Records excerpted from a collection:
══════

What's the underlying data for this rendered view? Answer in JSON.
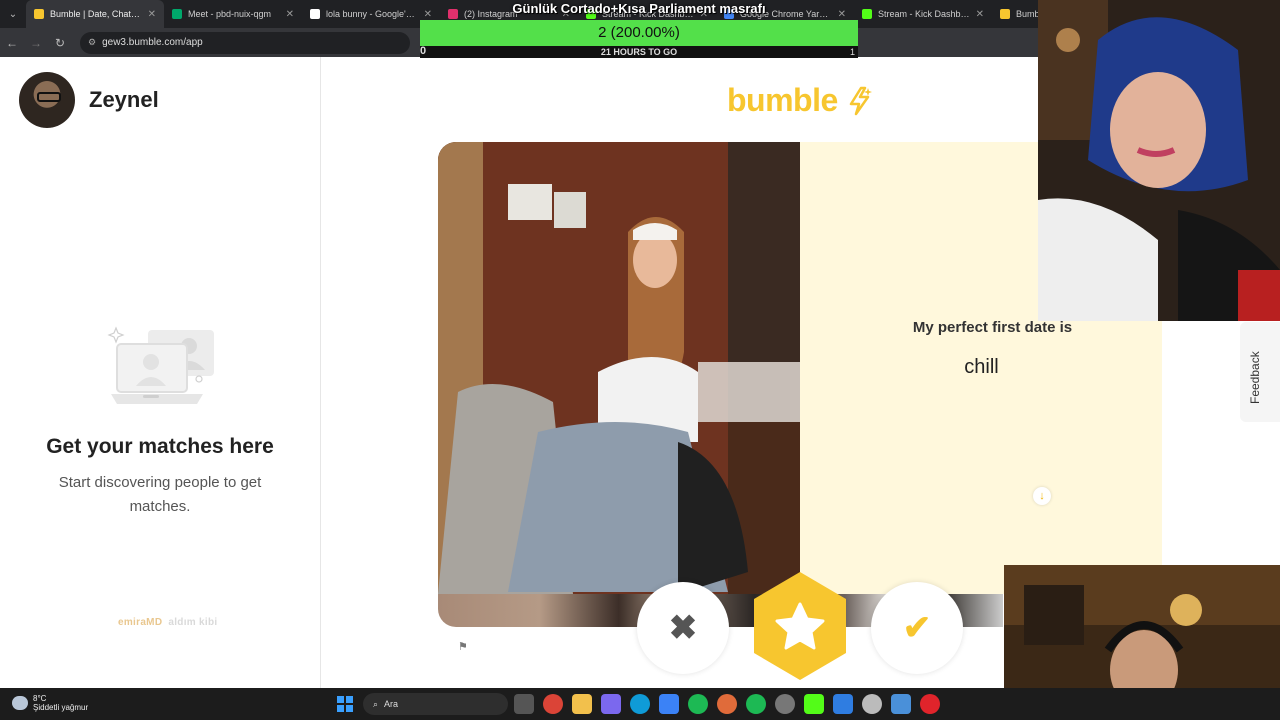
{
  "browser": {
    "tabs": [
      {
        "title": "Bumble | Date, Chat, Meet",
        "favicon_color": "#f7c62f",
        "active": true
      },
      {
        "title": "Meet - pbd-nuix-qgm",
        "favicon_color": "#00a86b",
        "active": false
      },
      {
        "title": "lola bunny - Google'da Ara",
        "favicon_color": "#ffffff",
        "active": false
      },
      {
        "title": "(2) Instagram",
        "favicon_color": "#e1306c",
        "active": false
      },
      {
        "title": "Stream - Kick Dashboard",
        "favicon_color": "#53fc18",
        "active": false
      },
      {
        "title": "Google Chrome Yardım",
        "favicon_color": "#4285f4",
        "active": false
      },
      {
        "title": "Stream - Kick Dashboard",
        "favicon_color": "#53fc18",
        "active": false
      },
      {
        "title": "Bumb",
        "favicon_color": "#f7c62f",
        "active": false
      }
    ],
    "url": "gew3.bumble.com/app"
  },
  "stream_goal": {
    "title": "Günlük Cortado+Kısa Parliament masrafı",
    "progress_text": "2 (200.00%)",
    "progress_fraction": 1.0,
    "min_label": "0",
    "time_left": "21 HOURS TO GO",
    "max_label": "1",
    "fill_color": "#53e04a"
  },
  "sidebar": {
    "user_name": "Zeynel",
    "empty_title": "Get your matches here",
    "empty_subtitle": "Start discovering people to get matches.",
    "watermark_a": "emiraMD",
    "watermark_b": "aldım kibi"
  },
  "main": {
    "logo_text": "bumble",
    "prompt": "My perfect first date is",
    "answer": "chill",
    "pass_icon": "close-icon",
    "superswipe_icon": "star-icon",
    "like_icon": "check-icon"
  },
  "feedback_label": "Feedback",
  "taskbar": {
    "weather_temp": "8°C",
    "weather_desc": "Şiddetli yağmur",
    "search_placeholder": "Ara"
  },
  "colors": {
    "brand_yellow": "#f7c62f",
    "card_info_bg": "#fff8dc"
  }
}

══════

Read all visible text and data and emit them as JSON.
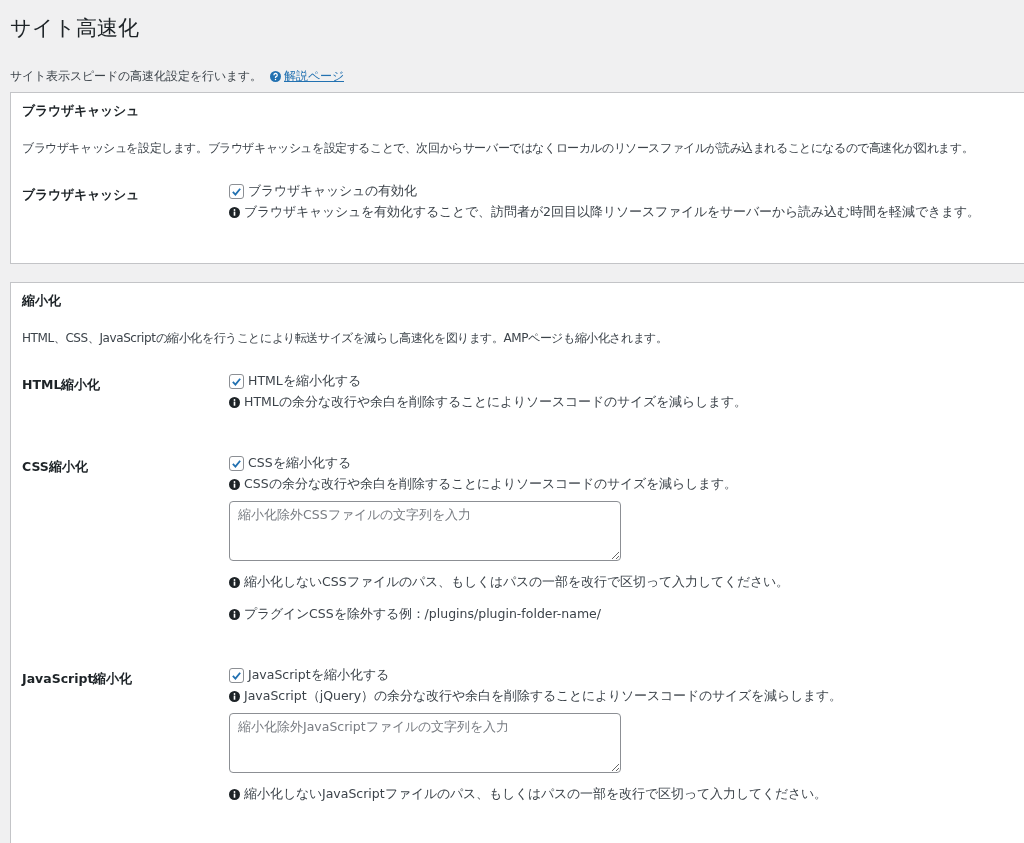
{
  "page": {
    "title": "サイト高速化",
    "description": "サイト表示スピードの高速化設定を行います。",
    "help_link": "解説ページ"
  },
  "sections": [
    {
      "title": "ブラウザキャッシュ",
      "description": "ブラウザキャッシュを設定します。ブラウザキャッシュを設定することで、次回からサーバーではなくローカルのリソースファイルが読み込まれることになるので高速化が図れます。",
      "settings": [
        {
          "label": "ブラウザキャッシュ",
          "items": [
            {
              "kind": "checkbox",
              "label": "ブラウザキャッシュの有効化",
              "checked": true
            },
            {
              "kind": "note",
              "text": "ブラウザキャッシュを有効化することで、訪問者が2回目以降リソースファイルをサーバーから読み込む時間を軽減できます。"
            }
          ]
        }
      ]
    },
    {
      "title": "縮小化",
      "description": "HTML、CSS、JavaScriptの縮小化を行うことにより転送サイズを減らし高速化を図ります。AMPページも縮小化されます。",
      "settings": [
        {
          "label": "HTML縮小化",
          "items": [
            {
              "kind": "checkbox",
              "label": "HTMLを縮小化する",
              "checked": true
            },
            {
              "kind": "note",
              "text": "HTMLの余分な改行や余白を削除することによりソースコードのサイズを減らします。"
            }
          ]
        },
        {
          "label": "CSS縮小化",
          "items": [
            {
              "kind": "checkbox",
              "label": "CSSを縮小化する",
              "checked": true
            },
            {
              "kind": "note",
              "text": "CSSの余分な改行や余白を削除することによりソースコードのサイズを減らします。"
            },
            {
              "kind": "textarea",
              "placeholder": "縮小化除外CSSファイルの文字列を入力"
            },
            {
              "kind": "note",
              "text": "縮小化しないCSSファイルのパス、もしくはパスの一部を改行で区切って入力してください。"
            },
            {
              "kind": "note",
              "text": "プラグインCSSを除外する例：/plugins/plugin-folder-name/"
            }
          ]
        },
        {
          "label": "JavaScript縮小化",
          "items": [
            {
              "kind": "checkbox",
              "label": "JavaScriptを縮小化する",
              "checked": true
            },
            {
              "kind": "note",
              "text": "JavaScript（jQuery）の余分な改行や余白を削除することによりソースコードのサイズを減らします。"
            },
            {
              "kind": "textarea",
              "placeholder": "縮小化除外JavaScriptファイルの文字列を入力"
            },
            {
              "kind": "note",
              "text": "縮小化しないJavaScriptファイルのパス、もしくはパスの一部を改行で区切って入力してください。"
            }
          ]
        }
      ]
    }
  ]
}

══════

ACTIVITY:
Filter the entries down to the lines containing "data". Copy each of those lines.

RESULT OF THIS EXERCISE:
What's the underlying data for this rendered view? Answer in JSON.
Read all visible text and data and emit them as JSON.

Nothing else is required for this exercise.